Richard Atkinson has had enough of the SAT. And he’s doing something about it.
As the president of the University of California system, Atkinson oversees institutions that receive more standardized test scores than anyone else in the nation. His assessment of the quality of such tests therefore deserves serious attention.
Atkinson’s opinion of the SAT I — he believes the test to be so flawed that the University of California should no longer require applicants to take it — flies in the face of years of conventional wisdom among college admissions officers, who generally believe the test helps them weigh applicants’ academic potential, especially their likely first-year grades.
In a speech at the American Council on Education’s annual meeting in Washington, he said the SAT I does “not have a demonstrable relationship to the student’s program of study — a problem that is amplified when the tests are assumed to measure innate ability.”

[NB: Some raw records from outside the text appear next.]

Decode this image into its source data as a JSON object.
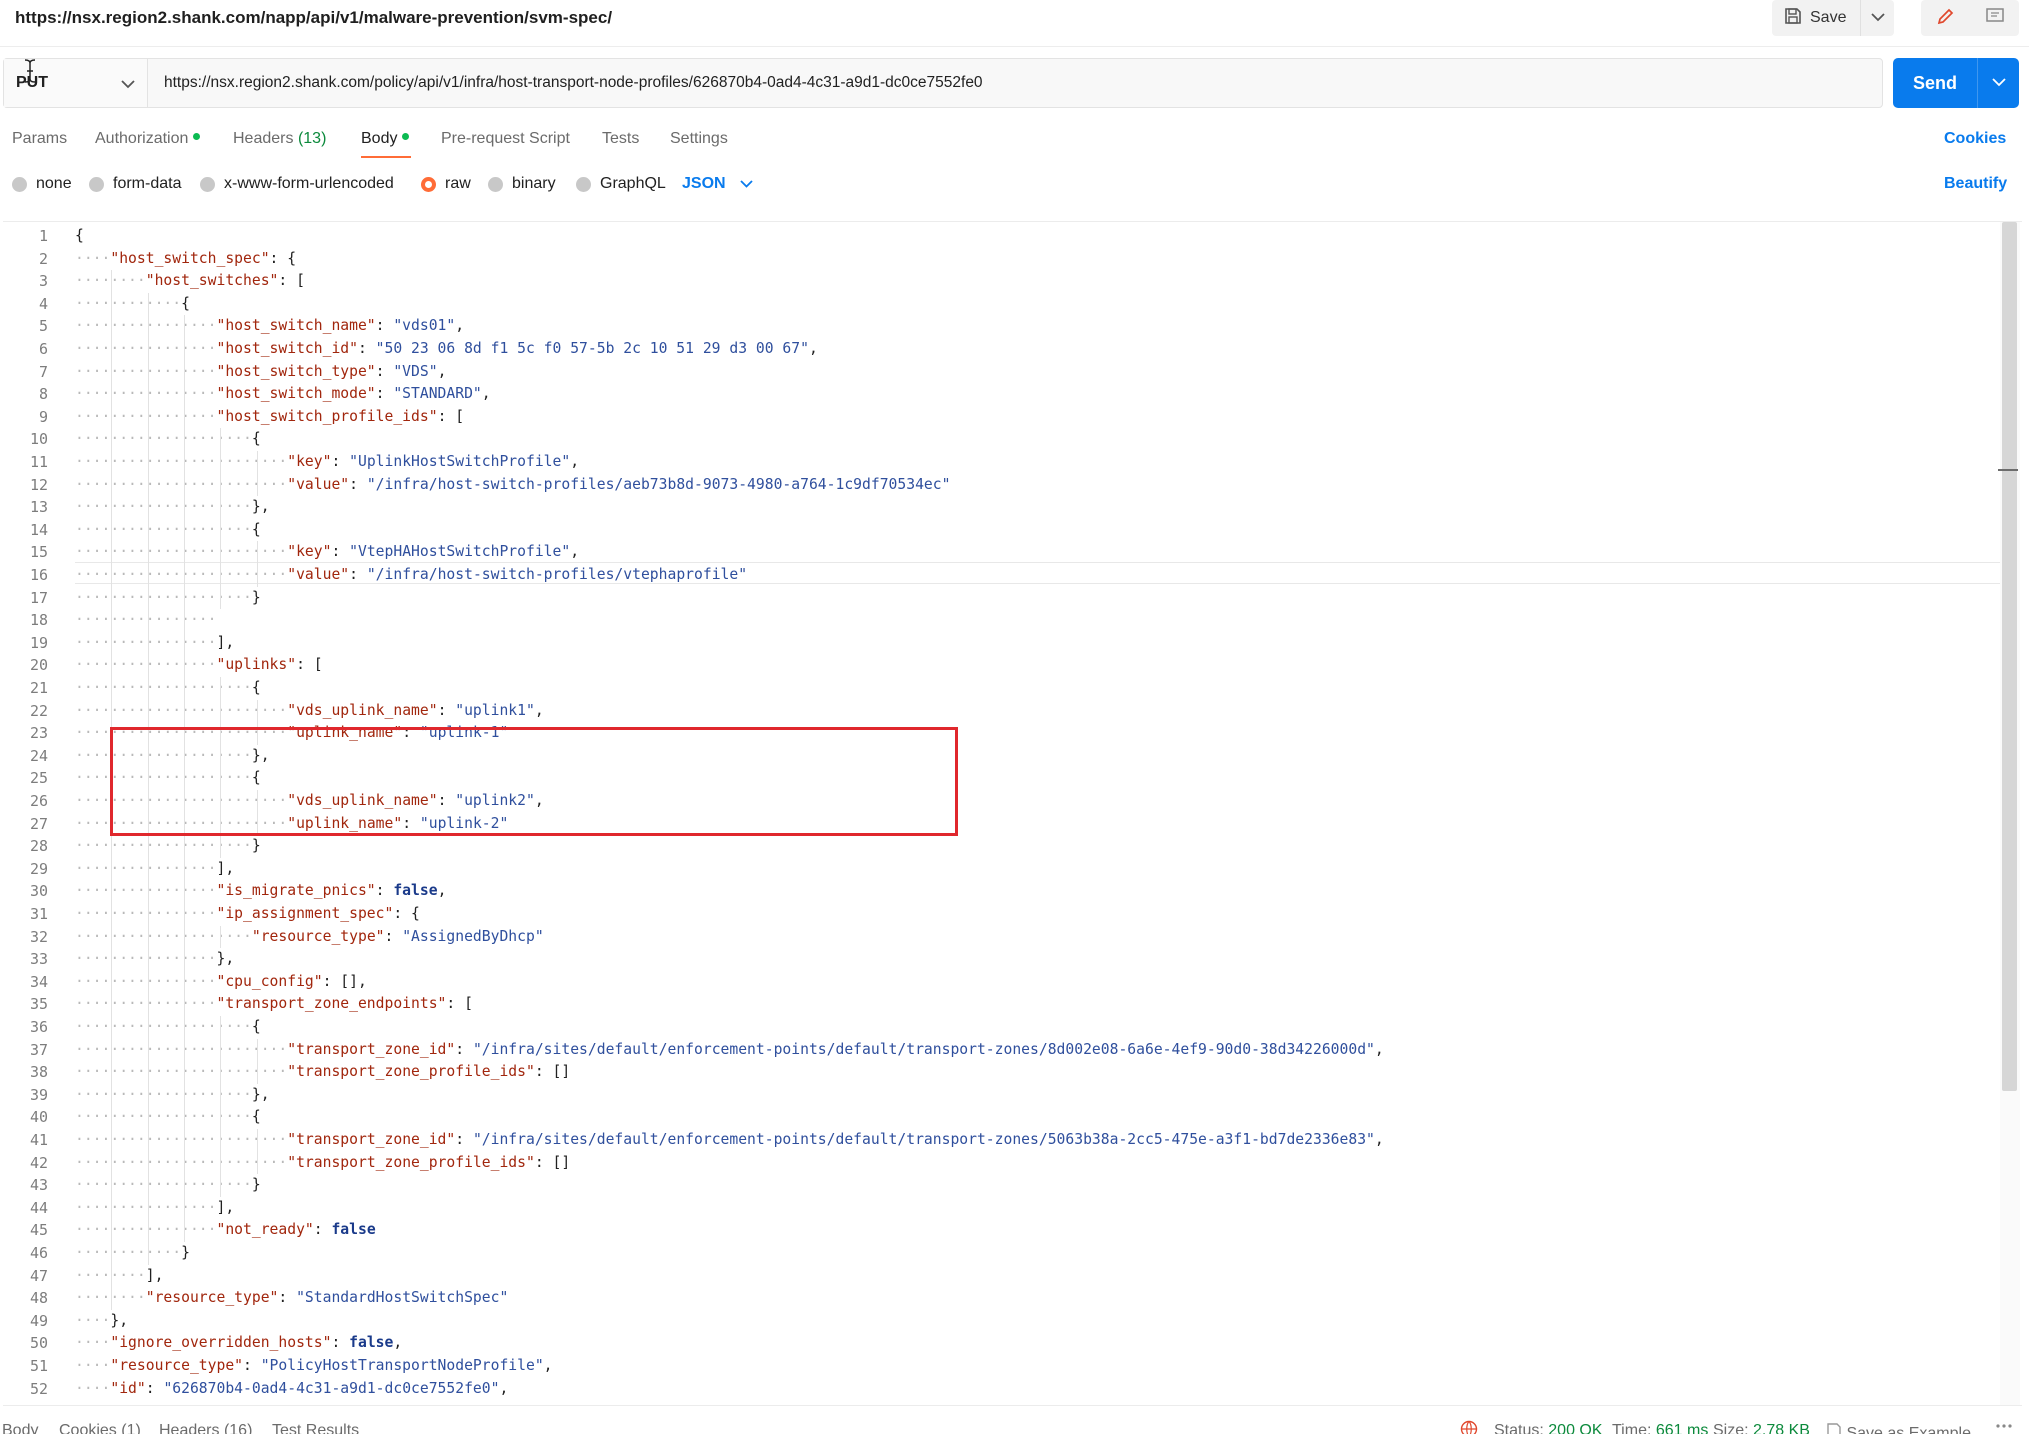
{
  "window": {
    "request_title": "https://nsx.region2.shank.com/napp/api/v1/malware-prevention/svm-spec/",
    "save_label": "Save"
  },
  "request": {
    "method": "PUT",
    "url": "https://nsx.region2.shank.com/policy/api/v1/infra/host-transport-node-profiles/626870b4-0ad4-4c31-a9d1-dc0ce7552fe0",
    "send_label": "Send"
  },
  "tabs": [
    {
      "label": "Params",
      "count": "",
      "dot": false,
      "active": false
    },
    {
      "label": "Authorization",
      "count": "",
      "dot": true,
      "active": false
    },
    {
      "label": "Headers",
      "count": "(13)",
      "dot": false,
      "active": false
    },
    {
      "label": "Body",
      "count": "",
      "dot": true,
      "active": true
    },
    {
      "label": "Pre-request Script",
      "count": "",
      "dot": false,
      "active": false
    },
    {
      "label": "Tests",
      "count": "",
      "dot": false,
      "active": false
    },
    {
      "label": "Settings",
      "count": "",
      "dot": false,
      "active": false
    }
  ],
  "cookies_label": "Cookies",
  "body_types": [
    {
      "label": "none",
      "selected": false
    },
    {
      "label": "form-data",
      "selected": false
    },
    {
      "label": "x-www-form-urlencoded",
      "selected": false
    },
    {
      "label": "raw",
      "selected": true
    },
    {
      "label": "binary",
      "selected": false
    },
    {
      "label": "GraphQL",
      "selected": false
    }
  ],
  "language_label": "JSON",
  "beautify_label": "Beautify",
  "editor": {
    "lines": [
      {
        "indent": 0,
        "tokens": [
          [
            "p",
            "{"
          ]
        ]
      },
      {
        "indent": 1,
        "tokens": [
          [
            "k",
            "\"host_switch_spec\""
          ],
          [
            "p",
            ": {"
          ]
        ]
      },
      {
        "indent": 2,
        "tokens": [
          [
            "k",
            "\"host_switches\""
          ],
          [
            "p",
            ": ["
          ]
        ]
      },
      {
        "indent": 3,
        "tokens": [
          [
            "p",
            "{"
          ]
        ]
      },
      {
        "indent": 4,
        "tokens": [
          [
            "k",
            "\"host_switch_name\""
          ],
          [
            "p",
            ": "
          ],
          [
            "s",
            "\"vds01\""
          ],
          [
            "p",
            ","
          ]
        ]
      },
      {
        "indent": 4,
        "tokens": [
          [
            "k",
            "\"host_switch_id\""
          ],
          [
            "p",
            ": "
          ],
          [
            "s",
            "\"50 23 06 8d f1 5c f0 57-5b 2c 10 51 29 d3 00 67\""
          ],
          [
            "p",
            ","
          ]
        ]
      },
      {
        "indent": 4,
        "tokens": [
          [
            "k",
            "\"host_switch_type\""
          ],
          [
            "p",
            ": "
          ],
          [
            "s",
            "\"VDS\""
          ],
          [
            "p",
            ","
          ]
        ]
      },
      {
        "indent": 4,
        "tokens": [
          [
            "k",
            "\"host_switch_mode\""
          ],
          [
            "p",
            ": "
          ],
          [
            "s",
            "\"STANDARD\""
          ],
          [
            "p",
            ","
          ]
        ]
      },
      {
        "indent": 4,
        "tokens": [
          [
            "k",
            "\"host_switch_profile_ids\""
          ],
          [
            "p",
            ": ["
          ]
        ]
      },
      {
        "indent": 5,
        "tokens": [
          [
            "p",
            "{"
          ]
        ]
      },
      {
        "indent": 6,
        "tokens": [
          [
            "k",
            "\"key\""
          ],
          [
            "p",
            ": "
          ],
          [
            "s",
            "\"UplinkHostSwitchProfile\""
          ],
          [
            "p",
            ","
          ]
        ]
      },
      {
        "indent": 6,
        "tokens": [
          [
            "k",
            "\"value\""
          ],
          [
            "p",
            ": "
          ],
          [
            "s",
            "\"/infra/host-switch-profiles/aeb73b8d-9073-4980-a764-1c9df70534ec\""
          ]
        ]
      },
      {
        "indent": 5,
        "tokens": [
          [
            "p",
            "},"
          ]
        ]
      },
      {
        "indent": 5,
        "tokens": [
          [
            "p",
            "{"
          ]
        ]
      },
      {
        "indent": 6,
        "tokens": [
          [
            "k",
            "\"key\""
          ],
          [
            "p",
            ": "
          ],
          [
            "s",
            "\"VtepHAHostSwitchProfile\""
          ],
          [
            "p",
            ","
          ]
        ]
      },
      {
        "indent": 6,
        "tokens": [
          [
            "k",
            "\"value\""
          ],
          [
            "p",
            ": "
          ],
          [
            "s",
            "\"/infra/host-switch-profiles/vtephaprofile\""
          ]
        ]
      },
      {
        "indent": 5,
        "tokens": [
          [
            "p",
            "}"
          ]
        ]
      },
      {
        "indent": 4,
        "tokens": []
      },
      {
        "indent": 4,
        "tokens": [
          [
            "p",
            "],"
          ]
        ]
      },
      {
        "indent": 4,
        "tokens": [
          [
            "k",
            "\"uplinks\""
          ],
          [
            "p",
            ": ["
          ]
        ]
      },
      {
        "indent": 5,
        "tokens": [
          [
            "p",
            "{"
          ]
        ]
      },
      {
        "indent": 6,
        "tokens": [
          [
            "k",
            "\"vds_uplink_name\""
          ],
          [
            "p",
            ": "
          ],
          [
            "s",
            "\"uplink1\""
          ],
          [
            "p",
            ","
          ]
        ]
      },
      {
        "indent": 6,
        "tokens": [
          [
            "k",
            "\"uplink_name\""
          ],
          [
            "p",
            ": "
          ],
          [
            "s",
            "\"uplink-1\""
          ]
        ]
      },
      {
        "indent": 5,
        "tokens": [
          [
            "p",
            "},"
          ]
        ]
      },
      {
        "indent": 5,
        "tokens": [
          [
            "p",
            "{"
          ]
        ]
      },
      {
        "indent": 6,
        "tokens": [
          [
            "k",
            "\"vds_uplink_name\""
          ],
          [
            "p",
            ": "
          ],
          [
            "s",
            "\"uplink2\""
          ],
          [
            "p",
            ","
          ]
        ]
      },
      {
        "indent": 6,
        "tokens": [
          [
            "k",
            "\"uplink_name\""
          ],
          [
            "p",
            ": "
          ],
          [
            "s",
            "\"uplink-2\""
          ]
        ]
      },
      {
        "indent": 5,
        "tokens": [
          [
            "p",
            "}"
          ]
        ]
      },
      {
        "indent": 4,
        "tokens": [
          [
            "p",
            "],"
          ]
        ]
      },
      {
        "indent": 4,
        "tokens": [
          [
            "k",
            "\"is_migrate_pnics\""
          ],
          [
            "p",
            ": "
          ],
          [
            "b",
            "false"
          ],
          [
            "p",
            ","
          ]
        ]
      },
      {
        "indent": 4,
        "tokens": [
          [
            "k",
            "\"ip_assignment_spec\""
          ],
          [
            "p",
            ": {"
          ]
        ]
      },
      {
        "indent": 5,
        "tokens": [
          [
            "k",
            "\"resource_type\""
          ],
          [
            "p",
            ": "
          ],
          [
            "s",
            "\"AssignedByDhcp\""
          ]
        ]
      },
      {
        "indent": 4,
        "tokens": [
          [
            "p",
            "},"
          ]
        ]
      },
      {
        "indent": 4,
        "tokens": [
          [
            "k",
            "\"cpu_config\""
          ],
          [
            "p",
            ": [],"
          ]
        ]
      },
      {
        "indent": 4,
        "tokens": [
          [
            "k",
            "\"transport_zone_endpoints\""
          ],
          [
            "p",
            ": ["
          ]
        ]
      },
      {
        "indent": 5,
        "tokens": [
          [
            "p",
            "{"
          ]
        ]
      },
      {
        "indent": 6,
        "tokens": [
          [
            "k",
            "\"transport_zone_id\""
          ],
          [
            "p",
            ": "
          ],
          [
            "s",
            "\"/infra/sites/default/enforcement-points/default/transport-zones/8d002e08-6a6e-4ef9-90d0-38d34226000d\""
          ],
          [
            "p",
            ","
          ]
        ]
      },
      {
        "indent": 6,
        "tokens": [
          [
            "k",
            "\"transport_zone_profile_ids\""
          ],
          [
            "p",
            ": []"
          ]
        ]
      },
      {
        "indent": 5,
        "tokens": [
          [
            "p",
            "},"
          ]
        ]
      },
      {
        "indent": 5,
        "tokens": [
          [
            "p",
            "{"
          ]
        ]
      },
      {
        "indent": 6,
        "tokens": [
          [
            "k",
            "\"transport_zone_id\""
          ],
          [
            "p",
            ": "
          ],
          [
            "s",
            "\"/infra/sites/default/enforcement-points/default/transport-zones/5063b38a-2cc5-475e-a3f1-bd7de2336e83\""
          ],
          [
            "p",
            ","
          ]
        ]
      },
      {
        "indent": 6,
        "tokens": [
          [
            "k",
            "\"transport_zone_profile_ids\""
          ],
          [
            "p",
            ": []"
          ]
        ]
      },
      {
        "indent": 5,
        "tokens": [
          [
            "p",
            "}"
          ]
        ]
      },
      {
        "indent": 4,
        "tokens": [
          [
            "p",
            "],"
          ]
        ]
      },
      {
        "indent": 4,
        "tokens": [
          [
            "k",
            "\"not_ready\""
          ],
          [
            "p",
            ": "
          ],
          [
            "b",
            "false"
          ]
        ]
      },
      {
        "indent": 3,
        "tokens": [
          [
            "p",
            "}"
          ]
        ]
      },
      {
        "indent": 2,
        "tokens": [
          [
            "p",
            "],"
          ]
        ]
      },
      {
        "indent": 2,
        "tokens": [
          [
            "k",
            "\"resource_type\""
          ],
          [
            "p",
            ": "
          ],
          [
            "s",
            "\"StandardHostSwitchSpec\""
          ]
        ]
      },
      {
        "indent": 1,
        "tokens": [
          [
            "p",
            "},"
          ]
        ]
      },
      {
        "indent": 1,
        "tokens": [
          [
            "k",
            "\"ignore_overridden_hosts\""
          ],
          [
            "p",
            ": "
          ],
          [
            "b",
            "false"
          ],
          [
            "p",
            ","
          ]
        ]
      },
      {
        "indent": 1,
        "tokens": [
          [
            "k",
            "\"resource_type\""
          ],
          [
            "p",
            ": "
          ],
          [
            "s",
            "\"PolicyHostTransportNodeProfile\""
          ],
          [
            "p",
            ","
          ]
        ]
      },
      {
        "indent": 1,
        "tokens": [
          [
            "k",
            "\"id\""
          ],
          [
            "p",
            ": "
          ],
          [
            "s",
            "\"626870b4-0ad4-4c31-a9d1-dc0ce7552fe0\""
          ],
          [
            "p",
            ","
          ]
        ]
      }
    ]
  },
  "response_tabs": [
    {
      "label": "Body",
      "count": ""
    },
    {
      "label": "Cookies",
      "count": "(1)"
    },
    {
      "label": "Headers",
      "count": "(16)"
    },
    {
      "label": "Test Results",
      "count": ""
    }
  ],
  "response_status": {
    "status_label": "Status:",
    "status_value": "200 OK",
    "time_label": "Time:",
    "time_value": "661 ms",
    "size_label": "Size:",
    "size_value": "2.78 KB",
    "save_example_label": "Save as Example"
  },
  "icons": [
    "save-icon",
    "chevron-down-icon",
    "edit-icon",
    "comment-icon",
    "globe-icon",
    "more-icon"
  ],
  "colors": {
    "accent": "#097bed",
    "active_tab": "#ff6c37",
    "status_ok": "#0c8a3c",
    "highlight_box": "#e0282d"
  }
}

Atkinson proposed a plan to make the SAT I optional for classes entering in 2003 and beyond, relying for now on students’ scores on SAT II achievement tests in writing, math and a third subject of their choice. UC schools already require the three SAT IIs.
Even more bold, he said he hopes to soon replace the SAT IIs with a new test the UC system will create. The SAT IIs measure actual subject mastery better than the vague skills covered by the SAT I, Atkinson said, but he thinks his system can design tests more closely correlated to students’ college preparatory work.
Although his plan could do great things for the UC system, it could also cause more harm than good. Let’s examine the possible effects, starting with potential benefits.
For starters, it will save students a great deal of money. Students pay $24 to take the SAT I. Multiplied by the thousands of applicants each year to UC schools, that adds up.
Second, academically-talented students with poor SAT I scores may decide to apply rather than give up in advance. Liberal arts colleges such as Bates and Franklin & Marshall, as well as Oregon’s state university system, have seen applications as a whole go up after making the SAT I optional. “Non-submitters” gain admission at lower rates than applicants who do send their scores, but those admitted perform as well if not better than the “submitters.”
Students knowing they need not take the SAT I will choose not to waste time and money on SAT prep courses, which distract from real learning and give white, rich students an advantage in admissions competitions.
Finally, those who believe standardized tests like the SAT I underrepresent the academic strengths of women and ethnic minorities will also believe that de-emphasizing such tests will lower the barriers these students face in attaining higher education.
Now the problems:
SAT-optional admissions have been used as a smoke and mirrors technique to artificially enhance a school’s reputation. Such policies tend to increase applications, to increase a school’s ability to reject applicants (making it more selective), and to boost its median SAT score by removing lower-scoring students from the average and to increase the “yield” of admitted students who matriculate (“non-submitters” have fewer alternatives because of their lower SAT scores). All this does wonders for a U.S. News ranking without truly improving a school’s academics.
Black students and other ethnic minorities tend to perform poorly on the SAT relative to whites. While some blame biased questions, realizing that the disparity for blacks is slightly greater for the SAT I Math (104 points) than for the SAT I Verbal (94 points) suggests other conclusions.
Removing the SAT hides a host of problems — blacks generally attend inferior public schools, they can’t afford the same test prep services, their parents have less education, etc. — without taking measures to solve them. The racial score gap demands we improve the educational access of all Americans, not ignore traditional measures of merit.
Also, Atkinson defended his plan by saying UC must remember “it serves the most racially and ethnically diverse college-going population in the nation.”
This may be true. But the voters of California ended affirmative action at the state’s public universities in a referendum. Making the SAT I optional provides UC with a clever way to admit students otherwise “unqualified” according to previous meritocratic standards. While Atkinson may never have considered this effect of his plan, UC will be seen as defying the law if it does not actually create the new test Atkinson has proposed and adhere to equal standards for all applicants.
The SAT has serious problems, and Atkinson’s decision — if approved by UC’s regents — will encourage the Educational Testing Service to improve its tests and spur colleges to reconsider the weight they give to flawed measures of merit. The eyes of American higher education, and of students, will be on California’s experiment.
Ben Trachtenberg is a senior in Ezra Stiles College. His columns appear on alternate Tuesdays.